**ASSIGNED TASK**
Please copy every line below that contains the string "heading".

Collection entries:
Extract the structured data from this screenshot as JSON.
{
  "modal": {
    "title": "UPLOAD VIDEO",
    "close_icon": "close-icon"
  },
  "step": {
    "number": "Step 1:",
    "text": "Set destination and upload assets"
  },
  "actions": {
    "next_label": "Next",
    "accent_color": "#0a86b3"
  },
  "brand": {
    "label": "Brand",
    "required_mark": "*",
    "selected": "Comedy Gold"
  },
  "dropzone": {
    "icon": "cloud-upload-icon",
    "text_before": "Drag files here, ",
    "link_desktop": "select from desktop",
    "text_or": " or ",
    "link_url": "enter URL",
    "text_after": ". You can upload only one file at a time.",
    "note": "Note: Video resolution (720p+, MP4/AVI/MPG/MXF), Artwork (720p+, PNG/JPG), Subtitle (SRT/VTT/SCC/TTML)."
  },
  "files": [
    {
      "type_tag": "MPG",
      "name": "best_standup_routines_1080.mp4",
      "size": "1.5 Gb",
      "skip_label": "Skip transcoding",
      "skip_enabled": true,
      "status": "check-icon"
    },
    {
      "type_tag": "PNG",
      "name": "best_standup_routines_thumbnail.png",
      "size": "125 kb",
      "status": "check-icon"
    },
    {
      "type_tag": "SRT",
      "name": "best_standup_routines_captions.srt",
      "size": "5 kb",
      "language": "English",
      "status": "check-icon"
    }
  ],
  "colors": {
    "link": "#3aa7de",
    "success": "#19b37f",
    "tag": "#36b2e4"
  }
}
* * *
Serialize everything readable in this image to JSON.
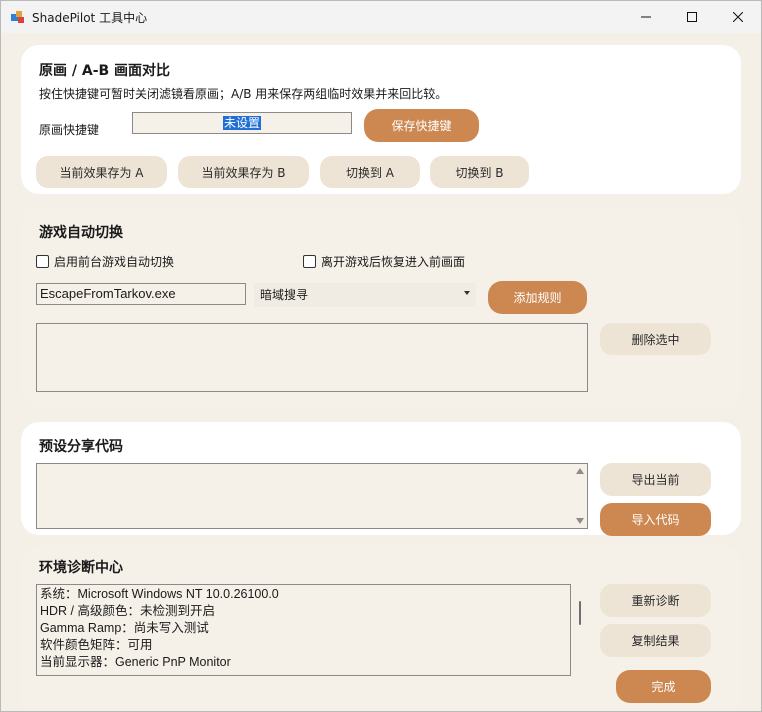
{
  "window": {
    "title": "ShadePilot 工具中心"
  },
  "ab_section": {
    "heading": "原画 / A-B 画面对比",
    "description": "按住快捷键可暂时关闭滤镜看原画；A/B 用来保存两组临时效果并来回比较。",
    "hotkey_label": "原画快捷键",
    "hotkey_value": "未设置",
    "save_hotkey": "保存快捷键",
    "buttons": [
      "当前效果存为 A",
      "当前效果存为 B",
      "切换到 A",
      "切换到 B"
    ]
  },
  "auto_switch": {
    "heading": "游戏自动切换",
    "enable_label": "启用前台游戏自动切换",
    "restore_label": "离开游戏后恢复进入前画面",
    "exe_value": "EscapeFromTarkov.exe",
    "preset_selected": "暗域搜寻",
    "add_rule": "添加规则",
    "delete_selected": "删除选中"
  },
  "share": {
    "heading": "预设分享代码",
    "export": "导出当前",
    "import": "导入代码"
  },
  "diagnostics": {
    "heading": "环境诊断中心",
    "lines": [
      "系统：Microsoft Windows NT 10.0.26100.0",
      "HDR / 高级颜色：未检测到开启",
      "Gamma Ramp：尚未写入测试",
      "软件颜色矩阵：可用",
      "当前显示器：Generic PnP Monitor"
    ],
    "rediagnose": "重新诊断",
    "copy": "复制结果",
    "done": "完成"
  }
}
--
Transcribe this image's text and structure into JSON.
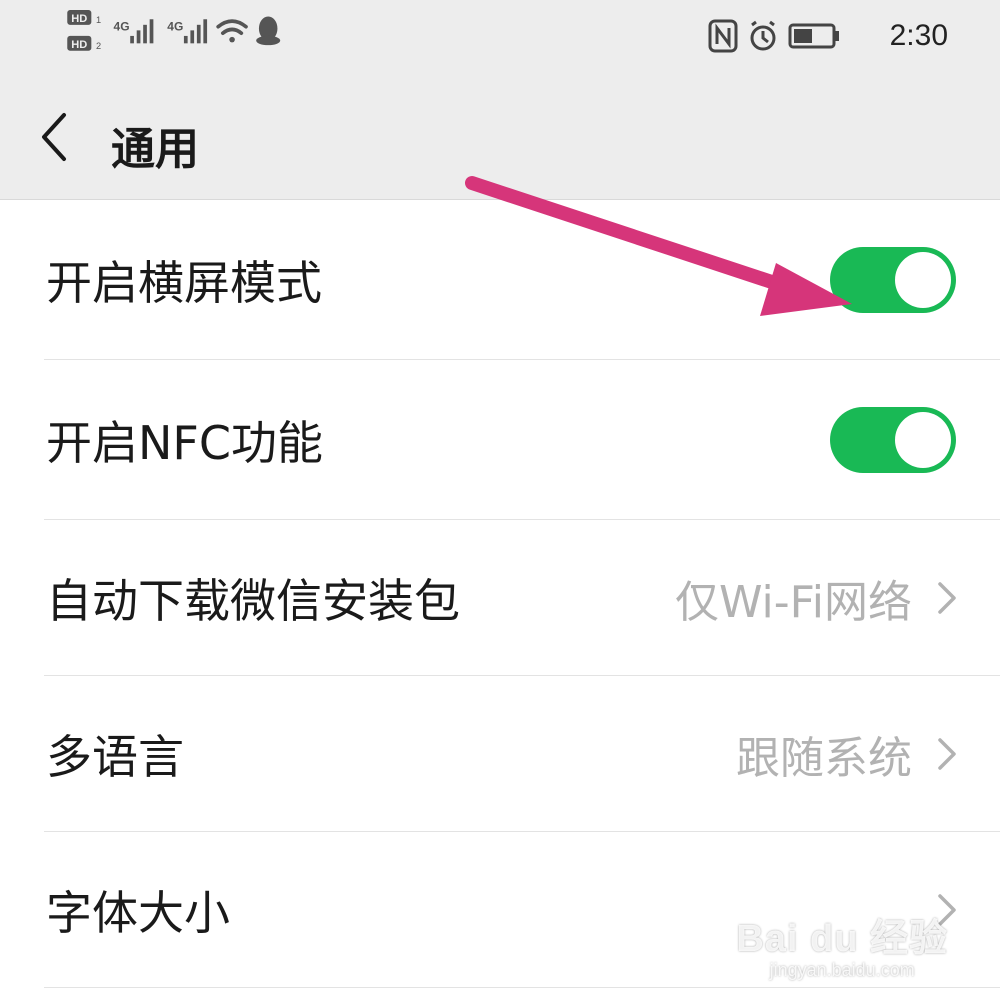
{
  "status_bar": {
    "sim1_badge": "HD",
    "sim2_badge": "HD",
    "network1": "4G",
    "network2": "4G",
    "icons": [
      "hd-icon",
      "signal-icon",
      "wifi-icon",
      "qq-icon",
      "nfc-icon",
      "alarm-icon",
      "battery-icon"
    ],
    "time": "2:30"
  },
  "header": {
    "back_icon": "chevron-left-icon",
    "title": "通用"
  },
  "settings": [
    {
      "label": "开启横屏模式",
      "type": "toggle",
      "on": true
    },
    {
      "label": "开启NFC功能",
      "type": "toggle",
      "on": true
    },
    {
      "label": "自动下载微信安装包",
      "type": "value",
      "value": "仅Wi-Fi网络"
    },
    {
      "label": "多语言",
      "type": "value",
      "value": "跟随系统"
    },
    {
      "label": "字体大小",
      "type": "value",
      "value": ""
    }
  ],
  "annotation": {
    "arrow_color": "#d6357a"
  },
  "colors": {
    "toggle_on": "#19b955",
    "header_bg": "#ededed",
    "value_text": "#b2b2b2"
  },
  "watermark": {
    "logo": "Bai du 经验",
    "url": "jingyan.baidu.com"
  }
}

**REPLY**
    "heading": "原画 / A-B 画面对比",
    "heading": "游戏自动切换",
    "heading": "预设分享代码",
    "heading": "环境诊断中心",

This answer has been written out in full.